Reducing carbon and increasing productivity
Four years ago, The Australian Alliance to Save Energy (A2SE), together with the UTS Institute for Sustainable Futures, initiated the annual Australian Summer Study on Energy Productivity, to ensure energy productivity remained a top priority on the national and international agenda.
Institute for Sustainable Futures
Department of Industry, Innovation and Science
NSW Government Environment and Heritage
Energy Futures Australia
Australian Alliance to Save Energy (A2SE)
You may be surprised to learn there has been some good news on the climate change front: Australia’s economy has grown solidly over the last two decades and yet our energy consumption has not — and this is the same across all developed (OECD) countries. According to the International Energy Agency, GDP had expanded to US$8.5 trillion in these countries but energy consumption has declined since 2000.
But this good news shouldn’t lead to complacency, says Dr Chris Dunstan, a Research Director at UTS’s Institute for Sustainable Futures.
To ensure energy productivity is prominent on the national and international agenda, four years ago Dunstan, in collaboration with Australian Alliance to Save Energy (A2SE), started the annual Australian Summer Study on Energy Productivity.
“We’re building on an international tradition,” says Dunstan. “The idea of the Summer Study is to get away from your work day environment to somewhere pleasant, step back from the hustle and bustle, broaden your mind and lift your gaze.”
The Australian Summer Study has become one of the most significant forums of its kind globally, following the lead of the US Summer Study on Energy Efficiency established by the American Council for Energy-Efficient Economy in 1980 in Santa Cruz, and the equivalent European Council for an Energy-Efficient Economy’s Summer Study which began in 1993 in the south of France.
At the same time, Dunstan adds, the “missing link” is that improving energy productivity is usually the most cost effective way to cut carbon emissions and while boosting prosperity.
This was the big idea running throughout this year’s Australian Summer Study which brought together 250 international and local experts from industry, government, research, consumer groups and NGOs.
Some speakers at the three-day residential event discussed topics on markets and regulation, communities and communication, technology and innovation and sectoral energy productivity. Participants also got the chance to see new breakthroughs in research set to boost energy productivity and also best practice across different industry sectors.

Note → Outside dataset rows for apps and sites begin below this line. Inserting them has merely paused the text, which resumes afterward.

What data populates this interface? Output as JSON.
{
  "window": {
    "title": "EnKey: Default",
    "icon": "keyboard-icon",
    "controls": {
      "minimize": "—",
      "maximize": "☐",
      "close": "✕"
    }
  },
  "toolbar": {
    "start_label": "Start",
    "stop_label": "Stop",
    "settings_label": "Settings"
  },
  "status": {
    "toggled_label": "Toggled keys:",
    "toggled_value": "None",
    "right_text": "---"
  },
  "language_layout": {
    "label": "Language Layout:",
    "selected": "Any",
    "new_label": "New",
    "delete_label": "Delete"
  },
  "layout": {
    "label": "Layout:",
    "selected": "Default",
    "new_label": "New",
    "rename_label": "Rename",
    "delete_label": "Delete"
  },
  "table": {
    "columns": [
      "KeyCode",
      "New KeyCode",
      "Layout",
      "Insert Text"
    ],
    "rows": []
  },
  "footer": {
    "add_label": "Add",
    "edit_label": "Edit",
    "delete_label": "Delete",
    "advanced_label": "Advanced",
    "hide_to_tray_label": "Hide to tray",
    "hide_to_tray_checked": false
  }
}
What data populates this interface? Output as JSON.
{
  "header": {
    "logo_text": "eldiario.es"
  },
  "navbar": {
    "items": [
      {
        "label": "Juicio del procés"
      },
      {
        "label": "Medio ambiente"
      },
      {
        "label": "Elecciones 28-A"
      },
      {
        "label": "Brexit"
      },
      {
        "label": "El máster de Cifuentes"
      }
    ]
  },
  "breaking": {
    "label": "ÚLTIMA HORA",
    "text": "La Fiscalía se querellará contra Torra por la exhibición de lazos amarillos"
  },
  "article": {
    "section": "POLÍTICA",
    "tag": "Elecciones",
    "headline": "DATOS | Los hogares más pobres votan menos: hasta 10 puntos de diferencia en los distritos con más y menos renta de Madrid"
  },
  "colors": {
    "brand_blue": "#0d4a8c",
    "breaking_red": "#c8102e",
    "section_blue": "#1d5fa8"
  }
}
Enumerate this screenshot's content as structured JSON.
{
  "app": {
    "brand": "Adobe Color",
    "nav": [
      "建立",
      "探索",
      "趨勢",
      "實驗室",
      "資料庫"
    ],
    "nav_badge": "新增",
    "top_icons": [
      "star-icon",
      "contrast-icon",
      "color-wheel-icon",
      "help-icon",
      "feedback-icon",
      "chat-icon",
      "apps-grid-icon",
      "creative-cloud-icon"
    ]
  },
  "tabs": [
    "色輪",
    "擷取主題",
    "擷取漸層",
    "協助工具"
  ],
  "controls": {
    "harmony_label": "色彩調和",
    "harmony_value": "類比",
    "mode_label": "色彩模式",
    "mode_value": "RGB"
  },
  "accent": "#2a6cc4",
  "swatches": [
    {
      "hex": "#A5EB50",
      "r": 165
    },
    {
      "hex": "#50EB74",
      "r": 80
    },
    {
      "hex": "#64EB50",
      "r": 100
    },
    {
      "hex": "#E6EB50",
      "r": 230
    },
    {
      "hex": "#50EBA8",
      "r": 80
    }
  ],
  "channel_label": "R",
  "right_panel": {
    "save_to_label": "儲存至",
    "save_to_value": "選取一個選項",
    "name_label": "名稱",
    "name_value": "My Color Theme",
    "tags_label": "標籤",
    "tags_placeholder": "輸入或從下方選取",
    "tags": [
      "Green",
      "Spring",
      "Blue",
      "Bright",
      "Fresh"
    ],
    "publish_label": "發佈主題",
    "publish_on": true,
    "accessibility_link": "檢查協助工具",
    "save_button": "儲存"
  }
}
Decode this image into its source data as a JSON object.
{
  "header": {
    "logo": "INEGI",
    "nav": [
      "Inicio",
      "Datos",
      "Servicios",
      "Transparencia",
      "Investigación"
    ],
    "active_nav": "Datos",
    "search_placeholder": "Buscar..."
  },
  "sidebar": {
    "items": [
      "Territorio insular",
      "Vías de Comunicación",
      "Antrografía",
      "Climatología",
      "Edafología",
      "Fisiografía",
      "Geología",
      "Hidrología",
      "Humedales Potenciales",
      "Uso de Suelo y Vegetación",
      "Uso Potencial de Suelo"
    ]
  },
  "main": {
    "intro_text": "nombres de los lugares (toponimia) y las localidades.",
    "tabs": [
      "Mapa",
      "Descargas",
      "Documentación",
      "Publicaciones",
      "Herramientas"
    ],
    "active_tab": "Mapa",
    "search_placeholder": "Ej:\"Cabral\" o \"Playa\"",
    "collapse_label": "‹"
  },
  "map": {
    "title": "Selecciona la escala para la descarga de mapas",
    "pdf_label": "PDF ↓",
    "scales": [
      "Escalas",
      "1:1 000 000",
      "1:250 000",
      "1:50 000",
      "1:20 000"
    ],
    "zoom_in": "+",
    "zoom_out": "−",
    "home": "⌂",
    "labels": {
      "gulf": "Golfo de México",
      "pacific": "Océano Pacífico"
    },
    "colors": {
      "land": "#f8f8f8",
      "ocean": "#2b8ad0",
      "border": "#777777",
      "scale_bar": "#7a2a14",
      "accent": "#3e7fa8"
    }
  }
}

Following this year’s Summer Study, the Federal Government set a target to increase National Energy Productivity by 40 per cent between 2015 and 2030, while the Labor Party promised to double energy productivity by 2030 if elected to government.
Summer Study researchers in front of the Sydney Harbour Bridge
Photo supplied by Chris Dunstan